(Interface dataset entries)
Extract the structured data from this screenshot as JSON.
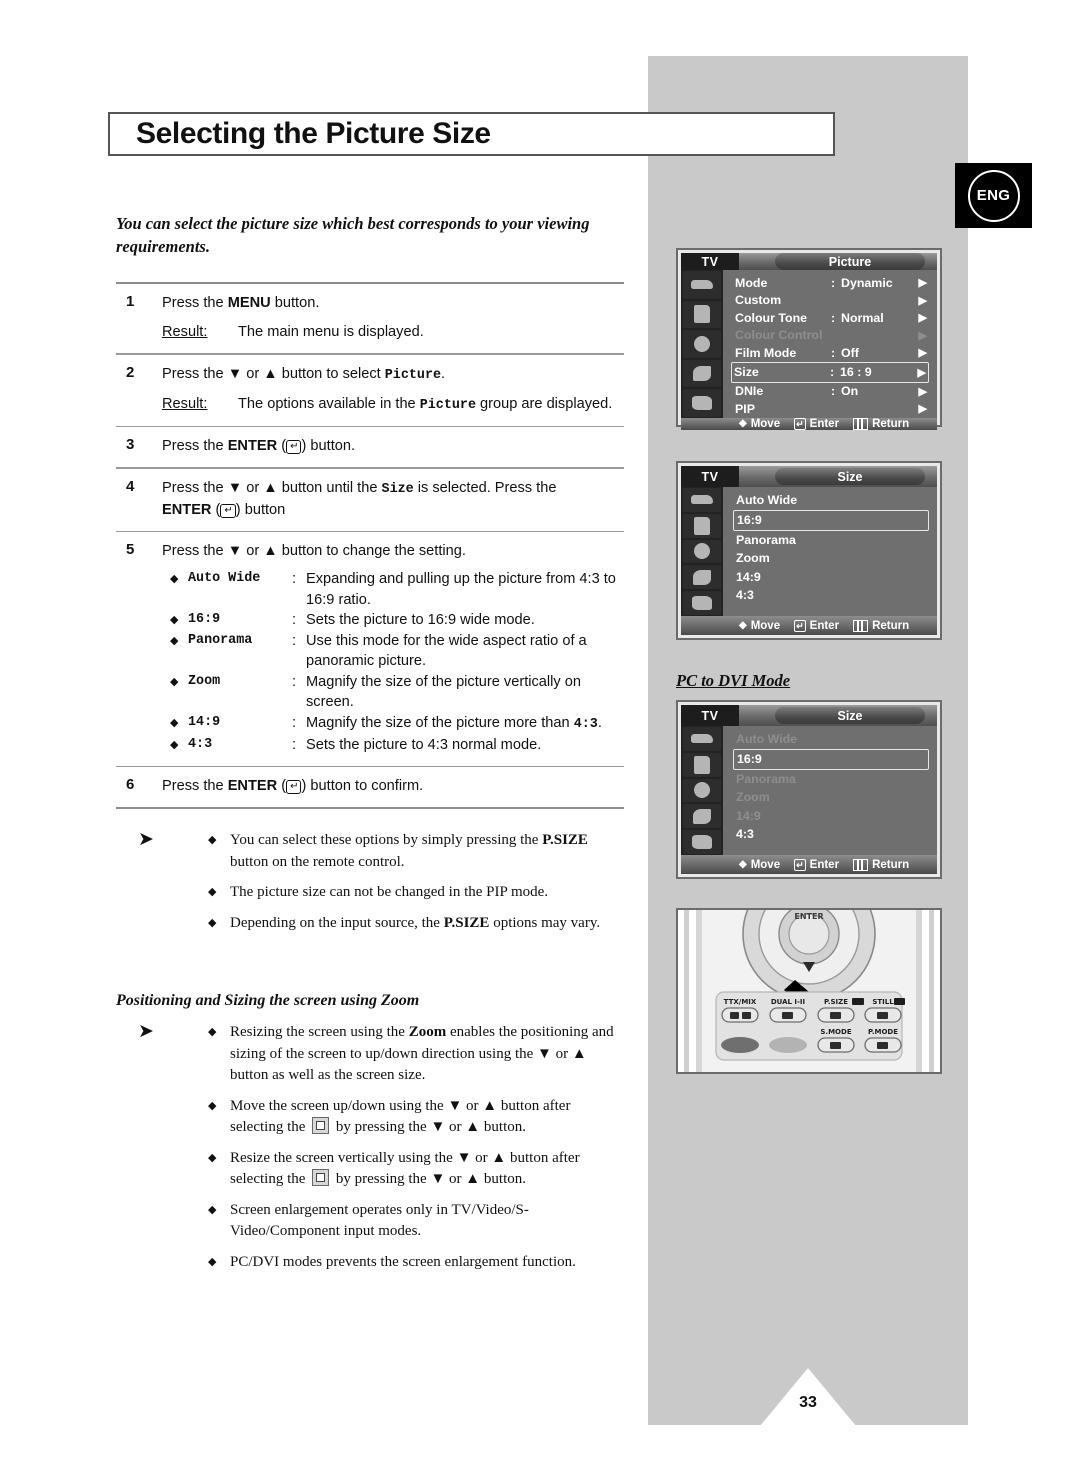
{
  "page": {
    "title": "Selecting the Picture Size",
    "language_badge": "ENG",
    "number": "33"
  },
  "intro": "You can select the picture size which best corresponds to your viewing requirements.",
  "steps": [
    {
      "num": "1",
      "text_before": "Press the ",
      "bold": "MENU",
      "text_after": " button.",
      "result_label": "Result:",
      "result_text": "The main menu is displayed."
    },
    {
      "num": "2",
      "text_before": "Press the ▼ or ▲ button to select ",
      "mono": "Picture",
      "text_after": ".",
      "result_label": "Result:",
      "result_pre": "The options available in the ",
      "result_mono": "Picture",
      "result_post": " group are displayed."
    },
    {
      "num": "3",
      "text_before": "Press the ",
      "bold": "ENTER",
      "text_after": " button."
    },
    {
      "num": "4",
      "text_before": "Press the ▼ or ▲ button until the ",
      "mono": "Size",
      "text_mid": " is selected. Press the ",
      "bold": "ENTER",
      "text_after": " button"
    },
    {
      "num": "5",
      "text_before": "Press the ▼ or ▲ button to change the setting."
    },
    {
      "num": "6",
      "text_before": "Press the ",
      "bold": "ENTER",
      "text_after": " button to confirm."
    }
  ],
  "size_options": [
    {
      "name": "Auto Wide",
      "desc": "Expanding and pulling up the picture from 4:3 to 16:9 ratio."
    },
    {
      "name": "16:9",
      "desc": "Sets the picture to 16:9 wide mode."
    },
    {
      "name": "Panorama",
      "desc": "Use this mode for the wide aspect ratio of a panoramic picture."
    },
    {
      "name": "Zoom",
      "desc": "Magnify the size of the picture vertically on screen."
    },
    {
      "name": "14:9",
      "desc": "Magnify the size of the picture more than 4:3."
    },
    {
      "name": "4:3",
      "desc": "Sets the picture to 4:3 normal mode."
    }
  ],
  "notes_group_1": [
    {
      "pre": "You can select these options by simply pressing the ",
      "bold": "P.SIZE",
      "post": " button on the remote control."
    },
    {
      "pre": "The picture size can not be changed in the PIP mode.",
      "bold": "",
      "post": ""
    },
    {
      "pre": "Depending on the input source, the ",
      "bold": "P.SIZE",
      "post": " options may vary."
    }
  ],
  "subheading": "Positioning and Sizing the screen using Zoom",
  "notes_group_2": [
    {
      "pre": "Resizing the screen using the ",
      "bold": "Zoom",
      "post": " enables the positioning and sizing of the screen to up/down direction using the ▼ or ▲ button as well as the screen size."
    },
    {
      "pre": "Move the screen up/down using the ▼ or ▲ button after selecting the ",
      "icon": "move-screen-icon",
      "post": " by pressing the ▼ or ▲ button."
    },
    {
      "pre": "Resize the screen vertically using the ▼ or ▲ button after selecting the ",
      "icon": "resize-screen-icon",
      "post": " by pressing the ▼ or ▲ button."
    },
    {
      "pre": "Screen enlargement operates only in TV/Video/S-Video/Component input modes.",
      "bold": "",
      "post": ""
    },
    {
      "pre": "PC/DVI modes prevents the screen enlargement function.",
      "bold": "",
      "post": ""
    }
  ],
  "osd_picture": {
    "source_label": "TV",
    "title": "Picture",
    "rows": [
      {
        "label": "Mode",
        "colon": ":",
        "value": "Dynamic",
        "arrow": "▶",
        "state": "normal"
      },
      {
        "label": "Custom",
        "colon": "",
        "value": "",
        "arrow": "▶",
        "state": "normal"
      },
      {
        "label": "Colour Tone",
        "colon": ":",
        "value": "Normal",
        "arrow": "▶",
        "state": "normal"
      },
      {
        "label": "Colour Control",
        "colon": "",
        "value": "",
        "arrow": "▶",
        "state": "dim"
      },
      {
        "label": "Film Mode",
        "colon": ":",
        "value": "Off",
        "arrow": "▶",
        "state": "normal"
      },
      {
        "label": "Size",
        "colon": ":",
        "value": "16 : 9",
        "arrow": "▶",
        "state": "selected"
      },
      {
        "label": "DNIe",
        "colon": ":",
        "value": "On",
        "arrow": "▶",
        "state": "normal"
      },
      {
        "label": "PIP",
        "colon": "",
        "value": "",
        "arrow": "▶",
        "state": "normal"
      }
    ],
    "footer": {
      "move": "Move",
      "enter": "Enter",
      "return": "Return"
    }
  },
  "osd_size": {
    "source_label": "TV",
    "title": "Size",
    "items": [
      {
        "label": "Auto Wide",
        "state": "normal"
      },
      {
        "label": "16:9",
        "state": "selected"
      },
      {
        "label": "Panorama",
        "state": "normal"
      },
      {
        "label": "Zoom",
        "state": "normal"
      },
      {
        "label": "14:9",
        "state": "normal"
      },
      {
        "label": "4:3",
        "state": "normal"
      }
    ],
    "footer": {
      "move": "Move",
      "enter": "Enter",
      "return": "Return"
    }
  },
  "pc_dvi_heading": "PC to DVI Mode",
  "osd_size_pcdvi": {
    "source_label": "TV",
    "title": "Size",
    "items": [
      {
        "label": "Auto Wide",
        "state": "dim"
      },
      {
        "label": "16:9",
        "state": "selected"
      },
      {
        "label": "Panorama",
        "state": "dim"
      },
      {
        "label": "Zoom",
        "state": "dim"
      },
      {
        "label": "14:9",
        "state": "dim"
      },
      {
        "label": "4:3",
        "state": "normal"
      }
    ],
    "footer": {
      "move": "Move",
      "enter": "Enter",
      "return": "Return"
    }
  },
  "remote": {
    "enter_label": "ENTER",
    "buttons": [
      {
        "label": "TTX/MIX"
      },
      {
        "label": "DUAL I-II"
      },
      {
        "label": "P.SIZE"
      },
      {
        "label": "STILL"
      },
      {
        "label": "S.MODE"
      },
      {
        "label": "P.MODE"
      }
    ]
  }
}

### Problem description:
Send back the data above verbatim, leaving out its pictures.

### Your solution:
Extract the structured data from this screenshot as JSON.
{
  "page": {
    "title": "Selecting the Picture Size",
    "language_badge": "ENG",
    "number": "33"
  },
  "intro": "You can select the picture size which best corresponds to your viewing requirements.",
  "steps": [
    {
      "num": "1",
      "text_before": "Press the ",
      "bold": "MENU",
      "text_after": " button.",
      "result_label": "Result:",
      "result_text": "The main menu is displayed."
    },
    {
      "num": "2",
      "text_before": "Press the ▼ or ▲ button to select ",
      "mono": "Picture",
      "text_after": ".",
      "result_label": "Result:",
      "result_pre": "The options available in the ",
      "result_mono": "Picture",
      "result_post": " group are displayed."
    },
    {
      "num": "3",
      "text_before": "Press the ",
      "bold": "ENTER",
      "text_after": " button."
    },
    {
      "num": "4",
      "text_before": "Press the ▼ or ▲ button until the ",
      "mono": "Size",
      "text_mid": " is selected. Press the ",
      "bold": "ENTER",
      "text_after": " button"
    },
    {
      "num": "5",
      "text_before": "Press the ▼ or ▲ button to change the setting."
    },
    {
      "num": "6",
      "text_before": "Press the ",
      "bold": "ENTER",
      "text_after": " button to confirm."
    }
  ],
  "size_options": [
    {
      "name": "Auto Wide",
      "desc": "Expanding and pulling up the picture from 4:3 to 16:9 ratio."
    },
    {
      "name": "16:9",
      "desc": "Sets the picture to 16:9 wide mode."
    },
    {
      "name": "Panorama",
      "desc": "Use this mode for the wide aspect ratio of a panoramic picture."
    },
    {
      "name": "Zoom",
      "desc": "Magnify the size of the picture vertically on screen."
    },
    {
      "name": "14:9",
      "desc": "Magnify the size of the picture more than 4:3."
    },
    {
      "name": "4:3",
      "desc": "Sets the picture to 4:3 normal mode."
    }
  ],
  "notes_group_1": [
    {
      "pre": "You can select these options by simply pressing the ",
      "bold": "P.SIZE",
      "post": " button on the remote control."
    },
    {
      "pre": "The picture size can not be changed in the PIP mode.",
      "bold": "",
      "post": ""
    },
    {
      "pre": "Depending on the input source, the ",
      "bold": "P.SIZE",
      "post": " options may vary."
    }
  ],
  "subheading": "Positioning and Sizing the screen using Zoom",
  "notes_group_2": [
    {
      "pre": "Resizing the screen using the ",
      "bold": "Zoom",
      "post": " enables the positioning and sizing of the screen to up/down direction using the ▼ or ▲ button as well as the screen size."
    },
    {
      "pre": "Move the screen up/down using the ▼ or ▲ button after selecting the ",
      "icon": "move-screen-icon",
      "post": " by pressing the ▼ or ▲ button."
    },
    {
      "pre": "Resize the screen vertically using the ▼ or ▲ button after selecting the ",
      "icon": "resize-screen-icon",
      "post": " by pressing the ▼ or ▲ button."
    },
    {
      "pre": "Screen enlargement operates only in TV/Video/S-Video/Component input modes.",
      "bold": "",
      "post": ""
    },
    {
      "pre": "PC/DVI modes prevents the screen enlargement function.",
      "bold": "",
      "post": ""
    }
  ],
  "osd_picture": {
    "source_label": "TV",
    "title": "Picture",
    "rows": [
      {
        "label": "Mode",
        "colon": ":",
        "value": "Dynamic",
        "arrow": "▶",
        "state": "normal"
      },
      {
        "label": "Custom",
        "colon": "",
        "value": "",
        "arrow": "▶",
        "state": "normal"
      },
      {
        "label": "Colour Tone",
        "colon": ":",
        "value": "Normal",
        "arrow": "▶",
        "state": "normal"
      },
      {
        "label": "Colour Control",
        "colon": "",
        "value": "",
        "arrow": "▶",
        "state": "dim"
      },
      {
        "label": "Film Mode",
        "colon": ":",
        "value": "Off",
        "arrow": "▶",
        "state": "normal"
      },
      {
        "label": "Size",
        "colon": ":",
        "value": "16 : 9",
        "arrow": "▶",
        "state": "selected"
      },
      {
        "label": "DNIe",
        "colon": ":",
        "value": "On",
        "arrow": "▶",
        "state": "normal"
      },
      {
        "label": "PIP",
        "colon": "",
        "value": "",
        "arrow": "▶",
        "state": "normal"
      }
    ],
    "footer": {
      "move": "Move",
      "enter": "Enter",
      "return": "Return"
    }
  },
  "osd_size": {
    "source_label": "TV",
    "title": "Size",
    "items": [
      {
        "label": "Auto Wide",
        "state": "normal"
      },
      {
        "label": "16:9",
        "state": "selected"
      },
      {
        "label": "Panorama",
        "state": "normal"
      },
      {
        "label": "Zoom",
        "state": "normal"
      },
      {
        "label": "14:9",
        "state": "normal"
      },
      {
        "label": "4:3",
        "state": "normal"
      }
    ],
    "footer": {
      "move": "Move",
      "enter": "Enter",
      "return": "Return"
    }
  },
  "pc_dvi_heading": "PC to DVI Mode",
  "osd_size_pcdvi": {
    "source_label": "TV",
    "title": "Size",
    "items": [
      {
        "label": "Auto Wide",
        "state": "dim"
      },
      {
        "label": "16:9",
        "state": "selected"
      },
      {
        "label": "Panorama",
        "state": "dim"
      },
      {
        "label": "Zoom",
        "state": "dim"
      },
      {
        "label": "14:9",
        "state": "dim"
      },
      {
        "label": "4:3",
        "state": "normal"
      }
    ],
    "footer": {
      "move": "Move",
      "enter": "Enter",
      "return": "Return"
    }
  },
  "remote": {
    "enter_label": "ENTER",
    "buttons": [
      {
        "label": "TTX/MIX"
      },
      {
        "label": "DUAL I-II"
      },
      {
        "label": "P.SIZE"
      },
      {
        "label": "STILL"
      },
      {
        "label": "S.MODE"
      },
      {
        "label": "P.MODE"
      }
    ]
  }
}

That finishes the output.